Task goal:
Could you return each entry below exactly as written, minus any pictures?

Dataset:

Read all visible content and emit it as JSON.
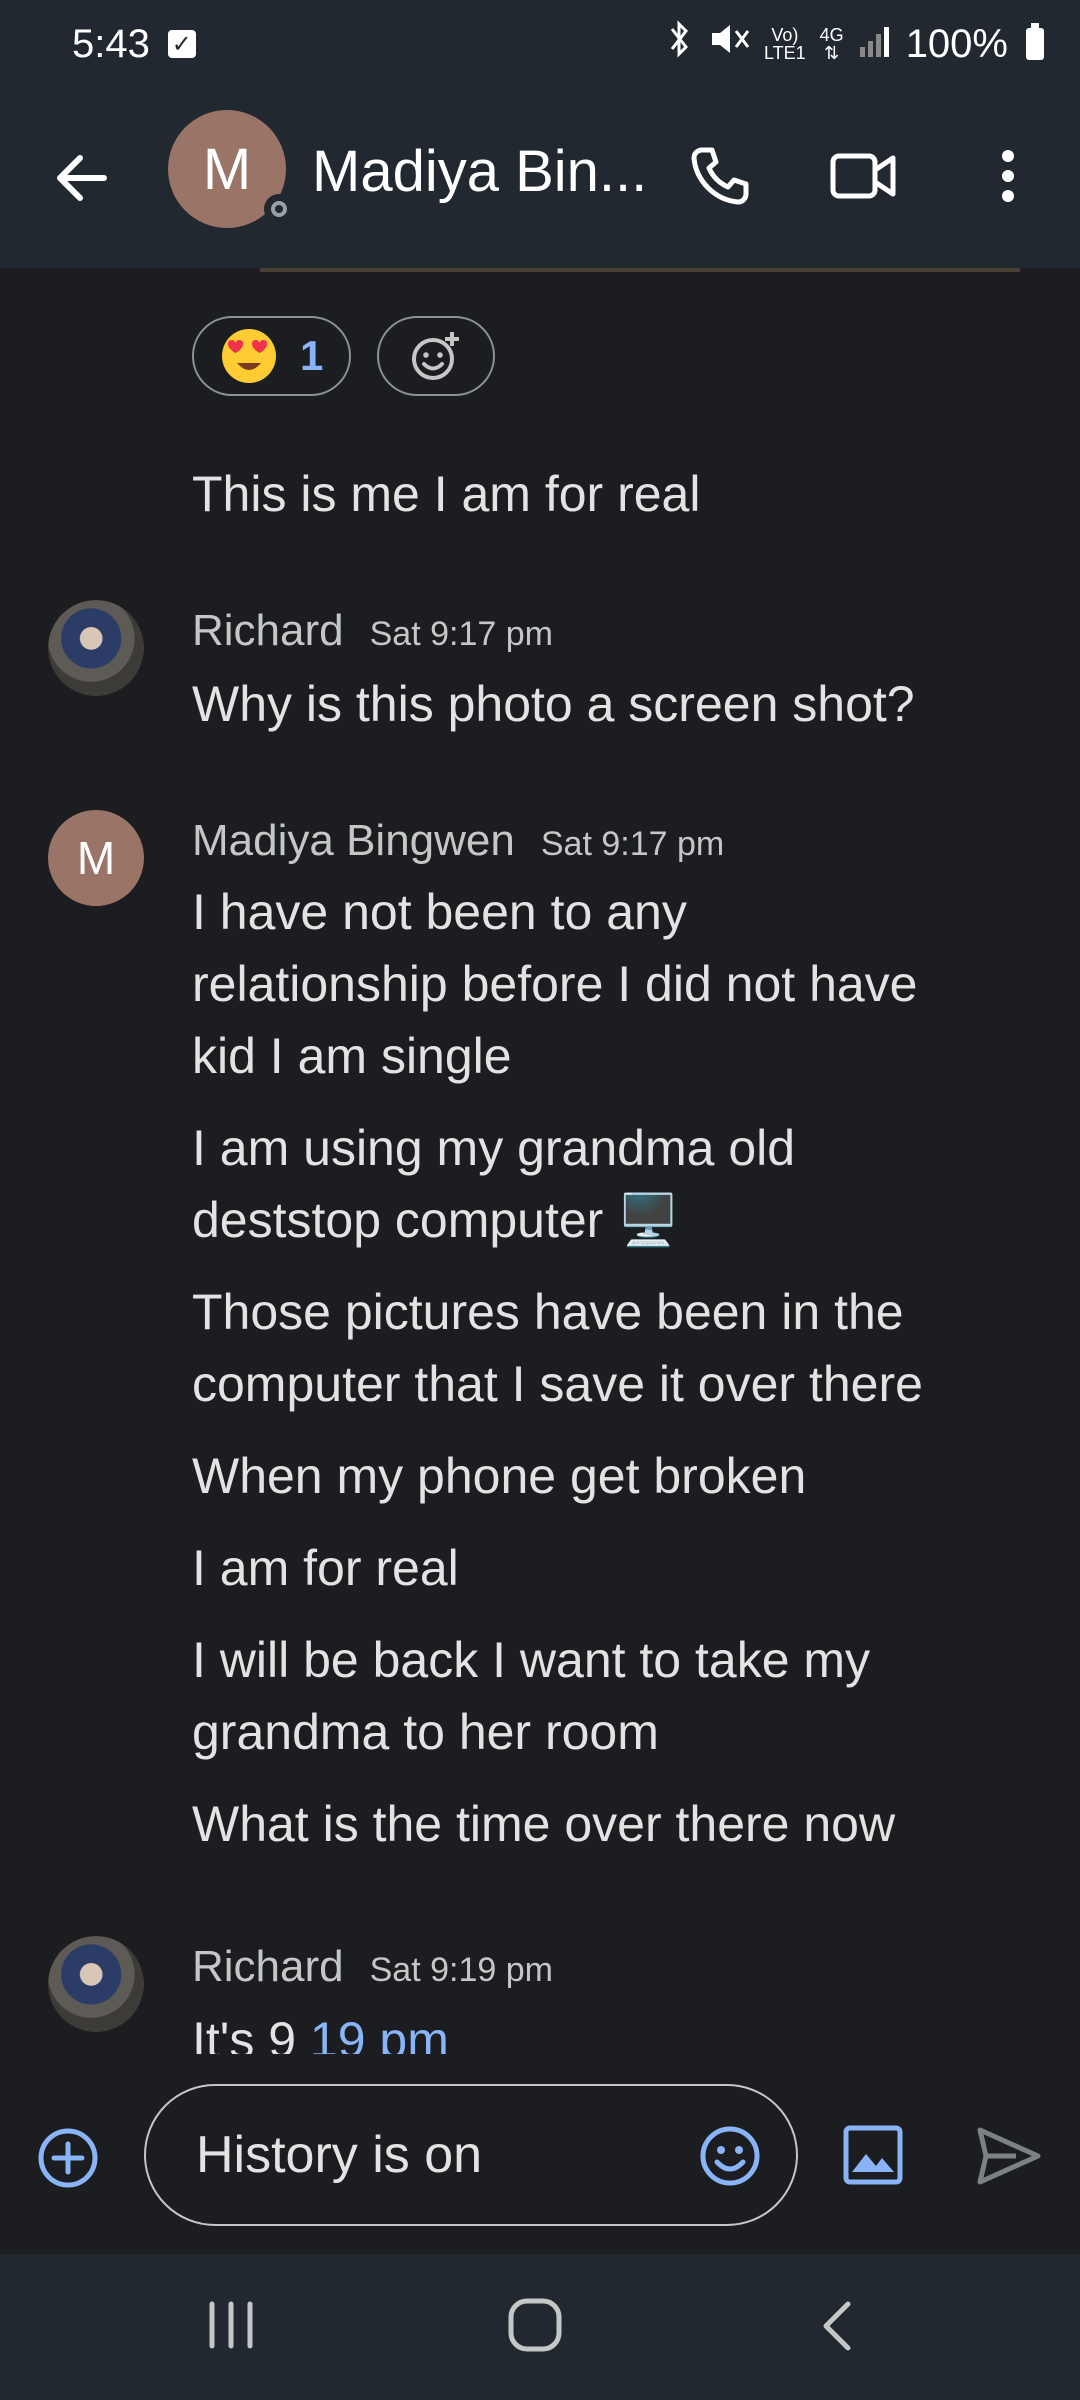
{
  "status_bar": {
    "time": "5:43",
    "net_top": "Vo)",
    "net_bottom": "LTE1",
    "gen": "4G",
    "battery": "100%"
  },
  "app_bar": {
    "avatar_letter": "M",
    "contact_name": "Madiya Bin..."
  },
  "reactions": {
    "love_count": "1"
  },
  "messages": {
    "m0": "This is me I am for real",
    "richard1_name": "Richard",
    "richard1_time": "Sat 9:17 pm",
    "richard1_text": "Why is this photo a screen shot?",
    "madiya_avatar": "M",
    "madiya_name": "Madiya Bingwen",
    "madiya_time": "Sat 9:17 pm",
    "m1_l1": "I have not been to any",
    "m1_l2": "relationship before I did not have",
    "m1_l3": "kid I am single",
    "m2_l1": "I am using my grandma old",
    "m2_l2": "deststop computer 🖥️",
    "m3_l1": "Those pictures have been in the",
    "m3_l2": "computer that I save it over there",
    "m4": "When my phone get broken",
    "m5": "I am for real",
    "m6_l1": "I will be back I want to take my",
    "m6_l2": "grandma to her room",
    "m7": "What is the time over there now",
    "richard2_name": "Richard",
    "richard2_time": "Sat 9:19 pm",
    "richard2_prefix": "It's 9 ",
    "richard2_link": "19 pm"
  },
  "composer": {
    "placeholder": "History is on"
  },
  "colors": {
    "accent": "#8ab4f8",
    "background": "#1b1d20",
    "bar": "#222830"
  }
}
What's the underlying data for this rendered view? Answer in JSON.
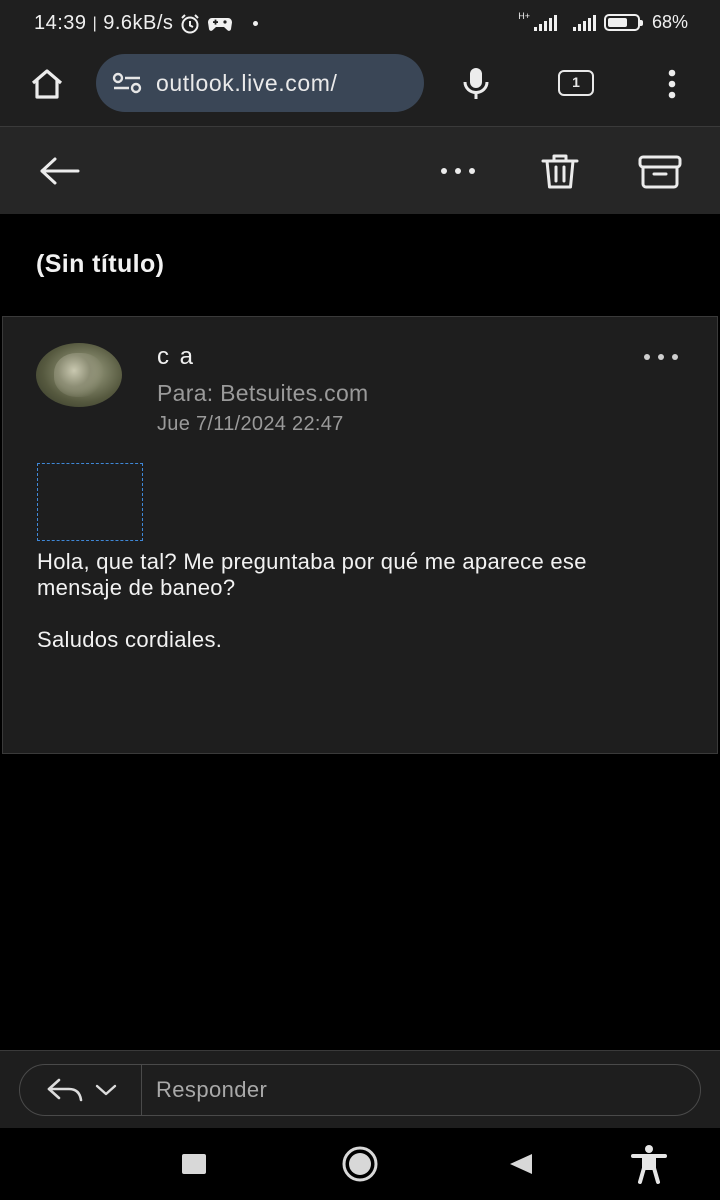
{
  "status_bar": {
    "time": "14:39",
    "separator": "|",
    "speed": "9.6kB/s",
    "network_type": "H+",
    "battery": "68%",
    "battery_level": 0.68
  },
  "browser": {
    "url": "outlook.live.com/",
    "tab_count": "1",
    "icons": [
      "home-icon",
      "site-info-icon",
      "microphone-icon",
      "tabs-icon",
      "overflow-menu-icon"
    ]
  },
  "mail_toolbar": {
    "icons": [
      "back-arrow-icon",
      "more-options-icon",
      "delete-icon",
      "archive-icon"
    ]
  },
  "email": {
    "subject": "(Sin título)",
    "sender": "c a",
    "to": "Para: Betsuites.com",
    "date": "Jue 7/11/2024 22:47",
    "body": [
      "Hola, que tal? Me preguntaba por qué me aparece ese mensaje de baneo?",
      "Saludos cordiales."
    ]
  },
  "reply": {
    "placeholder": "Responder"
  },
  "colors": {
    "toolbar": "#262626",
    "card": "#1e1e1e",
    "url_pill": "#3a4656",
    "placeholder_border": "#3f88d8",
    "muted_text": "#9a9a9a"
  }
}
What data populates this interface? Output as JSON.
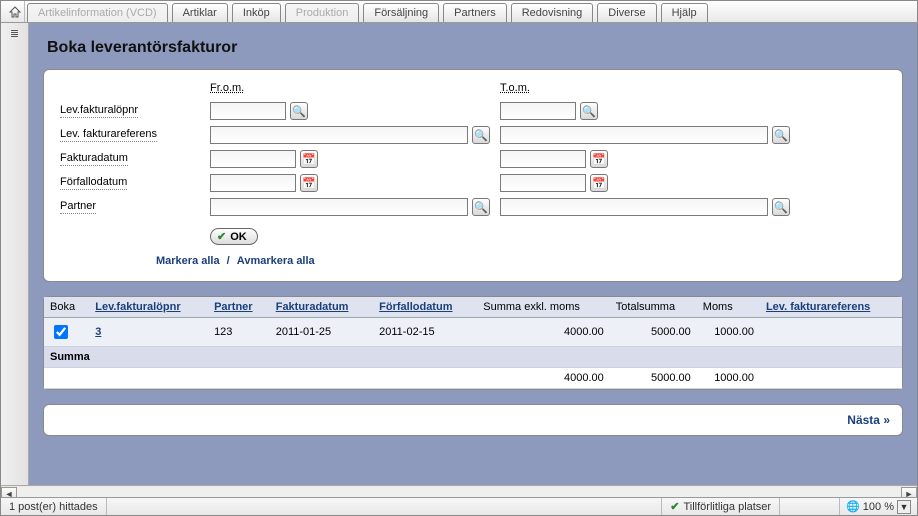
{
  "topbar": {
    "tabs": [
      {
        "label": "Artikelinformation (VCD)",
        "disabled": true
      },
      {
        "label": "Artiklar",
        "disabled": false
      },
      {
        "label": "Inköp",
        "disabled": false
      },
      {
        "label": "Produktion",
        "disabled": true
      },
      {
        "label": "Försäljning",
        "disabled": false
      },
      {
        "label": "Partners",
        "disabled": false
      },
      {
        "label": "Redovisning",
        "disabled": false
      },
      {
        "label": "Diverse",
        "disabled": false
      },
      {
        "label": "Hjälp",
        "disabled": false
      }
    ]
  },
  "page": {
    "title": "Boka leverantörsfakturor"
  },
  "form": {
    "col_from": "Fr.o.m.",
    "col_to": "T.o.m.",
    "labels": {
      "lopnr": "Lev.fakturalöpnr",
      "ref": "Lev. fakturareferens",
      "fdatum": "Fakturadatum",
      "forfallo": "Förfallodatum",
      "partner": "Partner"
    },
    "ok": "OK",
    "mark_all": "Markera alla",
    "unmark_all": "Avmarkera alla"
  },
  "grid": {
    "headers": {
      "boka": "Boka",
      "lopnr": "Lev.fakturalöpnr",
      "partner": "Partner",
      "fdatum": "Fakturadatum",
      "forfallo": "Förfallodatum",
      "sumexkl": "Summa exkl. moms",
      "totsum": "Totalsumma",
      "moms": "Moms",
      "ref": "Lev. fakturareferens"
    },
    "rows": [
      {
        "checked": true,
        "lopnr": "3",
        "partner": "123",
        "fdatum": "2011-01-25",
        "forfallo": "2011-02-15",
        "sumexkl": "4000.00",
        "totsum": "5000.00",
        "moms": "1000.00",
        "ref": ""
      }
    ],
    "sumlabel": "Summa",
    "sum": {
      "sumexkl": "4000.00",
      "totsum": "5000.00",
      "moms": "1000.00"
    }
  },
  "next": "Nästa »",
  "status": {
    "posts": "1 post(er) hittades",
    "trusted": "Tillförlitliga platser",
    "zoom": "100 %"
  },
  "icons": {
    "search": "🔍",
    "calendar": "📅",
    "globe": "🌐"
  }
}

Problem solution:
Read all visible content and emit it as JSON.
{
  "status_bar": {
    "time": "5:43",
    "net_top": "Vo)",
    "net_bottom": "LTE1",
    "gen": "4G",
    "battery": "100%"
  },
  "app_bar": {
    "avatar_letter": "M",
    "contact_name": "Madiya Bin..."
  },
  "reactions": {
    "love_count": "1"
  },
  "messages": {
    "m0": "This is me I am for real",
    "richard1_name": "Richard",
    "richard1_time": "Sat 9:17 pm",
    "richard1_text": "Why is this photo a screen shot?",
    "madiya_avatar": "M",
    "madiya_name": "Madiya Bingwen",
    "madiya_time": "Sat 9:17 pm",
    "m1_l1": "I have not been to any",
    "m1_l2": "relationship before I did not have",
    "m1_l3": "kid I am single",
    "m2_l1": "I am using my grandma old",
    "m2_l2": "deststop computer 🖥️",
    "m3_l1": "Those pictures have been in the",
    "m3_l2": "computer that I save it over there",
    "m4": "When my phone get broken",
    "m5": "I am for real",
    "m6_l1": "I will be back I want to take my",
    "m6_l2": "grandma to her room",
    "m7": "What is the time over there now",
    "richard2_name": "Richard",
    "richard2_time": "Sat 9:19 pm",
    "richard2_prefix": "It's 9 ",
    "richard2_link": "19 pm"
  },
  "composer": {
    "placeholder": "History is on"
  },
  "colors": {
    "accent": "#8ab4f8",
    "background": "#1b1d20",
    "bar": "#222830"
  }
}
What's the underlying data for this rendered view? Answer in JSON.
{
  "status_bar": {
    "time": "14:39",
    "separator": "|",
    "speed": "9.6kB/s",
    "network_type": "H+",
    "battery": "68%",
    "battery_level": 0.68
  },
  "browser": {
    "url": "outlook.live.com/",
    "tab_count": "1",
    "icons": [
      "home-icon",
      "site-info-icon",
      "microphone-icon",
      "tabs-icon",
      "overflow-menu-icon"
    ]
  },
  "mail_toolbar": {
    "icons": [
      "back-arrow-icon",
      "more-options-icon",
      "delete-icon",
      "archive-icon"
    ]
  },
  "email": {
    "subject": "(Sin título)",
    "sender": "c a",
    "to": "Para: Betsuites.com",
    "date": "Jue 7/11/2024 22:47",
    "body": [
      "Hola, que tal? Me preguntaba por qué me aparece ese mensaje de baneo?",
      "Saludos cordiales."
    ]
  },
  "reply": {
    "placeholder": "Responder"
  },
  "colors": {
    "toolbar": "#262626",
    "card": "#1e1e1e",
    "url_pill": "#3a4656",
    "placeholder_border": "#3f88d8",
    "muted_text": "#9a9a9a"
  }
}
What data populates this interface? Output as JSON.
{
  "topbar": {
    "tabs": [
      {
        "label": "Artikelinformation (VCD)",
        "disabled": true
      },
      {
        "label": "Artiklar",
        "disabled": false
      },
      {
        "label": "Inköp",
        "disabled": false
      },
      {
        "label": "Produktion",
        "disabled": true
      },
      {
        "label": "Försäljning",
        "disabled": false
      },
      {
        "label": "Partners",
        "disabled": false
      },
      {
        "label": "Redovisning",
        "disabled": false
      },
      {
        "label": "Diverse",
        "disabled": false
      },
      {
        "label": "Hjälp",
        "disabled": false
      }
    ]
  },
  "page": {
    "title": "Boka leverantörsfakturor"
  },
  "form": {
    "col_from": "Fr.o.m.",
    "col_to": "T.o.m.",
    "labels": {
      "lopnr": "Lev.fakturalöpnr",
      "ref": "Lev. fakturareferens",
      "fdatum": "Fakturadatum",
      "forfallo": "Förfallodatum",
      "partner": "Partner"
    },
    "ok": "OK",
    "mark_all": "Markera alla",
    "unmark_all": "Avmarkera alla"
  },
  "grid": {
    "headers": {
      "boka": "Boka",
      "lopnr": "Lev.fakturalöpnr",
      "partner": "Partner",
      "fdatum": "Fakturadatum",
      "forfallo": "Förfallodatum",
      "sumexkl": "Summa exkl. moms",
      "totsum": "Totalsumma",
      "moms": "Moms",
      "ref": "Lev. fakturareferens"
    },
    "rows": [
      {
        "checked": true,
        "lopnr": "3",
        "partner": "123",
        "fdatum": "2011-01-25",
        "forfallo": "2011-02-15",
        "sumexkl": "4000.00",
        "totsum": "5000.00",
        "moms": "1000.00",
        "ref": ""
      }
    ],
    "sumlabel": "Summa",
    "sum": {
      "sumexkl": "4000.00",
      "totsum": "5000.00",
      "moms": "1000.00"
    }
  },
  "next": "Nästa »",
  "status": {
    "posts": "1 post(er) hittades",
    "trusted": "Tillförlitliga platser",
    "zoom": "100 %"
  },
  "icons": {
    "search": "🔍",
    "calendar": "📅",
    "globe": "🌐"
  }
}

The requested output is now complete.